## ASSIGNMENT
Retype all of the data shown below, keeping every character the same.

*** Opening MATERIAL SHOWN ***

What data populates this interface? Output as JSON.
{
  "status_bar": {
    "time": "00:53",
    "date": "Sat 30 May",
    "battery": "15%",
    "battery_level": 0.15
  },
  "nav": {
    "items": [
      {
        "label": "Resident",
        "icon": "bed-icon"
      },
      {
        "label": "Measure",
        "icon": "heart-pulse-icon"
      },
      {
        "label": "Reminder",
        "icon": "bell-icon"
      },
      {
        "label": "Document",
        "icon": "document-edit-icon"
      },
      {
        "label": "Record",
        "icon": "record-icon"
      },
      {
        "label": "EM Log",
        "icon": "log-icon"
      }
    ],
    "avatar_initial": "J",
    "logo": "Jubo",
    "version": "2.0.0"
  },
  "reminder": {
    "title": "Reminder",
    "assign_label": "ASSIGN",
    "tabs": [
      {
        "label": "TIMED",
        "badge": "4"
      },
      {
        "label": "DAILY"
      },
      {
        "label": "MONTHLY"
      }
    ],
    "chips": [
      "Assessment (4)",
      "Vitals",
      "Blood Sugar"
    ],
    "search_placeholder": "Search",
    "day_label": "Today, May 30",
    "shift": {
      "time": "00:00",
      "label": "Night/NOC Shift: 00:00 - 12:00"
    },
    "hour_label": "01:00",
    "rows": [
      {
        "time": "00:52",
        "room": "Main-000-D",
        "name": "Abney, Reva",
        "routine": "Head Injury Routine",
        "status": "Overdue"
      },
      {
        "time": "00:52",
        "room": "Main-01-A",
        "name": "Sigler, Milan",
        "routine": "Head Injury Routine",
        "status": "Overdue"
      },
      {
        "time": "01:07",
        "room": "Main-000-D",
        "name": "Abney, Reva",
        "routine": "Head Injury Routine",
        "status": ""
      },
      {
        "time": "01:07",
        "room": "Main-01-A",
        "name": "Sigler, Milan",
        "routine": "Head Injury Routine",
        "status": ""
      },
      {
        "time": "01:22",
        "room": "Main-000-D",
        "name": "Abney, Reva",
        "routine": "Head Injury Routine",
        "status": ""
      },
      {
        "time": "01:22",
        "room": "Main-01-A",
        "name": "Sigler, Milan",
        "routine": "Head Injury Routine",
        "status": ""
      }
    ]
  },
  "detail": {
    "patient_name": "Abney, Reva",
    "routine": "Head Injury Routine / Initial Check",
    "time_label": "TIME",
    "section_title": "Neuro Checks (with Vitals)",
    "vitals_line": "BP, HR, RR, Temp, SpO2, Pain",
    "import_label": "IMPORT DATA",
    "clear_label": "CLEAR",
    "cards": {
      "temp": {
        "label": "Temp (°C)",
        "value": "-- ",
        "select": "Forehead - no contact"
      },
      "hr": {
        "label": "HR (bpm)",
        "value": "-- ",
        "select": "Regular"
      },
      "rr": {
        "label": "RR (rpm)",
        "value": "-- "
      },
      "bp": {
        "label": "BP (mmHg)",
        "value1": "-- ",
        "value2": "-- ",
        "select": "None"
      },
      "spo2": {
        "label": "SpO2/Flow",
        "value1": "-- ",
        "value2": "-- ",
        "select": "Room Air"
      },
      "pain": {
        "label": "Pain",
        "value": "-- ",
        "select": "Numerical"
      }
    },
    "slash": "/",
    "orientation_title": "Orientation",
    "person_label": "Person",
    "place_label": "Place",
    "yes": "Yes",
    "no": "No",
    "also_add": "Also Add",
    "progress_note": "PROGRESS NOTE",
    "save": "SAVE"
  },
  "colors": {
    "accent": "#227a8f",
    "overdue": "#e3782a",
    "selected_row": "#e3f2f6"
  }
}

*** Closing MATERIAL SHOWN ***

## FINAL ANSWER
What data populates this interface? Output as JSON.
{
  "status_bar": {
    "time": "00:53",
    "date": "Sat 30 May",
    "battery": "15%",
    "battery_level": 0.15
  },
  "nav": {
    "items": [
      {
        "label": "Resident",
        "icon": "bed-icon"
      },
      {
        "label": "Measure",
        "icon": "heart-pulse-icon"
      },
      {
        "label": "Reminder",
        "icon": "bell-icon"
      },
      {
        "label": "Document",
        "icon": "document-edit-icon"
      },
      {
        "label": "Record",
        "icon": "record-icon"
      },
      {
        "label": "EM Log",
        "icon": "log-icon"
      }
    ],
    "avatar_initial": "J",
    "logo": "Jubo",
    "version": "2.0.0"
  },
  "reminder": {
    "title": "Reminder",
    "assign_label": "ASSIGN",
    "tabs": [
      {
        "label": "TIMED",
        "badge": "4"
      },
      {
        "label": "DAILY"
      },
      {
        "label": "MONTHLY"
      }
    ],
    "chips": [
      "Assessment (4)",
      "Vitals",
      "Blood Sugar"
    ],
    "search_placeholder": "Search",
    "day_label": "Today, May 30",
    "shift": {
      "time": "00:00",
      "label": "Night/NOC Shift: 00:00 - 12:00"
    },
    "hour_label": "01:00",
    "rows": [
      {
        "time": "00:52",
        "room": "Main-000-D",
        "name": "Abney, Reva",
        "routine": "Head Injury Routine",
        "status": "Overdue"
      },
      {
        "time": "00:52",
        "room": "Main-01-A",
        "name": "Sigler, Milan",
        "routine": "Head Injury Routine",
        "status": "Overdue"
      },
      {
        "time": "01:07",
        "room": "Main-000-D",
        "name": "Abney, Reva",
        "routine": "Head Injury Routine",
        "status": ""
      },
      {
        "time": "01:07",
        "room": "Main-01-A",
        "name": "Sigler, Milan",
        "routine": "Head Injury Routine",
        "status": ""
      },
      {
        "time": "01:22",
        "room": "Main-000-D",
        "name": "Abney, Reva",
        "routine": "Head Injury Routine",
        "status": ""
      },
      {
        "time": "01:22",
        "room": "Main-01-A",
        "name": "Sigler, Milan",
        "routine": "Head Injury Routine",
        "status": ""
      }
    ]
  },
  "detail": {
    "patient_name": "Abney, Reva",
    "routine": "Head Injury Routine / Initial Check",
    "time_label": "TIME",
    "section_title": "Neuro Checks (with Vitals)",
    "vitals_line": "BP, HR, RR, Temp, SpO2, Pain",
    "import_label": "IMPORT DATA",
    "clear_label": "CLEAR",
    "cards": {
      "temp": {
        "label": "Temp (°C)",
        "value": "-- ",
        "select": "Forehead - no contact"
      },
      "hr": {
        "label": "HR (bpm)",
        "value": "-- ",
        "select": "Regular"
      },
      "rr": {
        "label": "RR (rpm)",
        "value": "-- "
      },
      "bp": {
        "label": "BP (mmHg)",
        "value1": "-- ",
        "value2": "-- ",
        "select": "None"
      },
      "spo2": {
        "label": "SpO2/Flow",
        "value1": "-- ",
        "value2": "-- ",
        "select": "Room Air"
      },
      "pain": {
        "label": "Pain",
        "value": "-- ",
        "select": "Numerical"
      }
    },
    "slash": "/",
    "orientation_title": "Orientation",
    "person_label": "Person",
    "place_label": "Place",
    "yes": "Yes",
    "no": "No",
    "also_add": "Also Add",
    "progress_note": "PROGRESS NOTE",
    "save": "SAVE"
  },
  "colors": {
    "accent": "#227a8f",
    "overdue": "#e3782a",
    "selected_row": "#e3f2f6"
  }
}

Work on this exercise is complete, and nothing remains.